> [Data extracted from a collection]:
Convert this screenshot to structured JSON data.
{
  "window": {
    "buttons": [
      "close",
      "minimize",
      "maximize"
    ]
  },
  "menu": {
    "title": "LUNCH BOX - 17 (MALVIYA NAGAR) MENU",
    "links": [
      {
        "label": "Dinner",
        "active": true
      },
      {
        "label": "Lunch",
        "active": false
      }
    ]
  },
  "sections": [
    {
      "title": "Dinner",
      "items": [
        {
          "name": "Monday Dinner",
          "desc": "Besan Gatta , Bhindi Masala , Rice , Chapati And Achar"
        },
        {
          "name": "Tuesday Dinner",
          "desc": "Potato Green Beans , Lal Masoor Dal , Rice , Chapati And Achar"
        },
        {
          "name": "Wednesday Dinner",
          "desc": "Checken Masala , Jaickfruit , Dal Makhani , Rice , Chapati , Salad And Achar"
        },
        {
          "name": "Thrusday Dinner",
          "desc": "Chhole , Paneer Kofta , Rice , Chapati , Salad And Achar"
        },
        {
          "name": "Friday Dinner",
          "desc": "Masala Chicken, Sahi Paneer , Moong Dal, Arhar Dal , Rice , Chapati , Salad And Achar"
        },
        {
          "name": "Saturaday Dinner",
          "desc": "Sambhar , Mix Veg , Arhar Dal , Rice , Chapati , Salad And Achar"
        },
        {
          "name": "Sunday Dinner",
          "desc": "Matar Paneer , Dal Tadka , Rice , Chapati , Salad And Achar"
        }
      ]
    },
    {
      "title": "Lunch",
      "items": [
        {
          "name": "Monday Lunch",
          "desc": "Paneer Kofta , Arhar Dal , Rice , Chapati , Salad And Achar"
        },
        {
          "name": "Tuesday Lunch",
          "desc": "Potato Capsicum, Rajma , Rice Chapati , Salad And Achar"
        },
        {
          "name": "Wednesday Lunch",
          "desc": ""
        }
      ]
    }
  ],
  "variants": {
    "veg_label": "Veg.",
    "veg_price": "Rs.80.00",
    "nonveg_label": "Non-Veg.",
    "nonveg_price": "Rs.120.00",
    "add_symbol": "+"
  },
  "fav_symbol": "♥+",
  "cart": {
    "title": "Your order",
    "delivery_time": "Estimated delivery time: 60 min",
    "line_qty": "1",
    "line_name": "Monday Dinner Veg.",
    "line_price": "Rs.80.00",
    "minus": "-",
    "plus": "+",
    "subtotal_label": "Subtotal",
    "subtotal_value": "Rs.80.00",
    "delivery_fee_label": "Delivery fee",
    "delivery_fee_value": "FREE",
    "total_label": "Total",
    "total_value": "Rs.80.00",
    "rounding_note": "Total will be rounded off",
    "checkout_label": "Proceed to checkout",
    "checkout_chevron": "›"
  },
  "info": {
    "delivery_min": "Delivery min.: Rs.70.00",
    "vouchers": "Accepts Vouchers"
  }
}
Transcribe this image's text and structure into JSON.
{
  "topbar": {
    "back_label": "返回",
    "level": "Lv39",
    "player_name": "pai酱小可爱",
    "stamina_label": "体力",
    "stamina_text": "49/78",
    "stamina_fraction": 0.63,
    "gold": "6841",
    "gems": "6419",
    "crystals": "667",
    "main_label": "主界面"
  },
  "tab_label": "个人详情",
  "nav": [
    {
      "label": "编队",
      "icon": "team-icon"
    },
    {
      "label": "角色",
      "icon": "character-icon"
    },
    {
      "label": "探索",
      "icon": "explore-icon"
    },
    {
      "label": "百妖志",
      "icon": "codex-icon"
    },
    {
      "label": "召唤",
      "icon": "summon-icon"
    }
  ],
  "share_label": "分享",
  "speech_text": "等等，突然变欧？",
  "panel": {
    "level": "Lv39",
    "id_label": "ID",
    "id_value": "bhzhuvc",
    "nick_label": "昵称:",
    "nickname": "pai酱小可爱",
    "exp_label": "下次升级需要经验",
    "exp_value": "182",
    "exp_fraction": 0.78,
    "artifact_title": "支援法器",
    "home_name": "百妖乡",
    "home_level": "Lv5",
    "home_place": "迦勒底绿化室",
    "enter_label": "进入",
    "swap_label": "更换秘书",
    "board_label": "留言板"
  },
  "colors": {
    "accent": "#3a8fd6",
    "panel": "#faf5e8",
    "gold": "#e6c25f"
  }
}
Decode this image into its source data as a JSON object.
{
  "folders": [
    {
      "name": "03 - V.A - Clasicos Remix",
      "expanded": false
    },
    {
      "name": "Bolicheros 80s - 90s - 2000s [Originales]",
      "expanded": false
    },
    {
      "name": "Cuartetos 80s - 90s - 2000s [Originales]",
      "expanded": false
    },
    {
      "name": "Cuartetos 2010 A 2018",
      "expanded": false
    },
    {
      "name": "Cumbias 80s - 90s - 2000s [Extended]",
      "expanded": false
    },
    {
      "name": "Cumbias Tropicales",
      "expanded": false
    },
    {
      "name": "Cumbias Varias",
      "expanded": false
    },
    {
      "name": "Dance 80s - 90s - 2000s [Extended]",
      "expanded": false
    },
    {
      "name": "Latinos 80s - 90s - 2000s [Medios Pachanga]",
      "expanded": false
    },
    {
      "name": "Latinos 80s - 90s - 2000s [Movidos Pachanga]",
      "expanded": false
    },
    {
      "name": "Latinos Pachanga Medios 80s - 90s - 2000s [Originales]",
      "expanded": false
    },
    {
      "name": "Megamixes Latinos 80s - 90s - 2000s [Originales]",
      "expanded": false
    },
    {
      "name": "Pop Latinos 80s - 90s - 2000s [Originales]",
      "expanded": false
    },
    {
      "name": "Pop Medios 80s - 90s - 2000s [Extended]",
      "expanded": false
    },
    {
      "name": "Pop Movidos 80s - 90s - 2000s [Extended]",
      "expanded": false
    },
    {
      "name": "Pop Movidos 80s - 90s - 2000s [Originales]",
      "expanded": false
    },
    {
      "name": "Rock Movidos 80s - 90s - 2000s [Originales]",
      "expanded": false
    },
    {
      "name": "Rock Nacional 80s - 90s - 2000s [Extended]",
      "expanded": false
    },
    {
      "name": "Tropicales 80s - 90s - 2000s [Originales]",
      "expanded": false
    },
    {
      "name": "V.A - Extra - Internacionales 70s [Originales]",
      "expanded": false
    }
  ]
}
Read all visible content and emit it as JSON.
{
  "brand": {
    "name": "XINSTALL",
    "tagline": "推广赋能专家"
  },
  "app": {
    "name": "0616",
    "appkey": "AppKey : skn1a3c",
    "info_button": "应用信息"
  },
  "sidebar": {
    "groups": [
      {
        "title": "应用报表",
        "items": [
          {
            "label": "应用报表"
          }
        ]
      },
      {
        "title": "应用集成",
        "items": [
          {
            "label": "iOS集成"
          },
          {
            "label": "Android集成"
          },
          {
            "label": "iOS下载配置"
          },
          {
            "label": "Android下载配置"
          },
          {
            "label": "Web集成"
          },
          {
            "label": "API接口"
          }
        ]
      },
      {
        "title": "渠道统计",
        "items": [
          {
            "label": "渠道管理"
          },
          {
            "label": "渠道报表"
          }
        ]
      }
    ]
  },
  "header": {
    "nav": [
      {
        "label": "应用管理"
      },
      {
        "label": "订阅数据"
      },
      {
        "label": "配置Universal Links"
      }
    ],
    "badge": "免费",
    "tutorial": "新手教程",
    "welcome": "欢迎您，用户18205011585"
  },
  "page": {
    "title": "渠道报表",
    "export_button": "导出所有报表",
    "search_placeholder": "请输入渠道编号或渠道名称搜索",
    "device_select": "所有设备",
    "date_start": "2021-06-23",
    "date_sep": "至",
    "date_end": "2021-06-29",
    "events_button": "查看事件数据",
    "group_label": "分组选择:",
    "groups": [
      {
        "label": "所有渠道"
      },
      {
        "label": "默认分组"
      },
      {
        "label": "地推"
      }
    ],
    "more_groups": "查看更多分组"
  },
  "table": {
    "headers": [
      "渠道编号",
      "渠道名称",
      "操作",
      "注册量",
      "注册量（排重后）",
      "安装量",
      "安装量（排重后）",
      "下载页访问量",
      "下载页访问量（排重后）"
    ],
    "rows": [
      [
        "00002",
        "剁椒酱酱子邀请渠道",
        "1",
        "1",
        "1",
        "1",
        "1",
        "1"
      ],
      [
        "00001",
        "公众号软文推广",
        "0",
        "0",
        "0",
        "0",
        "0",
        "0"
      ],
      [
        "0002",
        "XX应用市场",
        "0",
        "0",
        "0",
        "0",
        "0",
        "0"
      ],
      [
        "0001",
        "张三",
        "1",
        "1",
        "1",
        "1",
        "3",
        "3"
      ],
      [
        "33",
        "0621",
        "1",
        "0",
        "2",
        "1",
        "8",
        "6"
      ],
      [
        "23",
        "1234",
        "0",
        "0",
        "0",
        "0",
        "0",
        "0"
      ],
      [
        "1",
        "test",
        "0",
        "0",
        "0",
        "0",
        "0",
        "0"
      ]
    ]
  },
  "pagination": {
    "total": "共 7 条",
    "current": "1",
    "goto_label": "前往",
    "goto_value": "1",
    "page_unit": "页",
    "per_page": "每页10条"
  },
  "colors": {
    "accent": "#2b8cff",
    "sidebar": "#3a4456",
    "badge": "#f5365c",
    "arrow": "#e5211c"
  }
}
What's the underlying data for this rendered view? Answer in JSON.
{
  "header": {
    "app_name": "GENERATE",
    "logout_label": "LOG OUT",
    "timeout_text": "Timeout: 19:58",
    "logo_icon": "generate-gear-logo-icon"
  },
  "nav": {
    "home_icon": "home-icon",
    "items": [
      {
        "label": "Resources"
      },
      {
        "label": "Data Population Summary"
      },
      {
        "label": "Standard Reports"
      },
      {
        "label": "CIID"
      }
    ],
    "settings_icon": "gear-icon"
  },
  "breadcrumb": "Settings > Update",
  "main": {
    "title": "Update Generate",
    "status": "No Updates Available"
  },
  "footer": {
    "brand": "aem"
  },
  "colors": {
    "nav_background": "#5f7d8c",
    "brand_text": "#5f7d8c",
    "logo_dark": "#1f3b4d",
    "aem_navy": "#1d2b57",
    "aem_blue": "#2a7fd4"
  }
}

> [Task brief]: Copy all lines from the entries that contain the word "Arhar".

> [Finished exercise]:
          "desc": "Masala Chicken, Sahi Paneer , Moong Dal, Arhar Dal , Rice , Chapati , Salad And Achar"
          "desc": "Sambhar , Mix Veg , Arhar Dal , Rice , Chapati , Salad And Achar"
          "desc": "Paneer Kofta , Arhar Dal , Rice , Chapati , Salad And Achar"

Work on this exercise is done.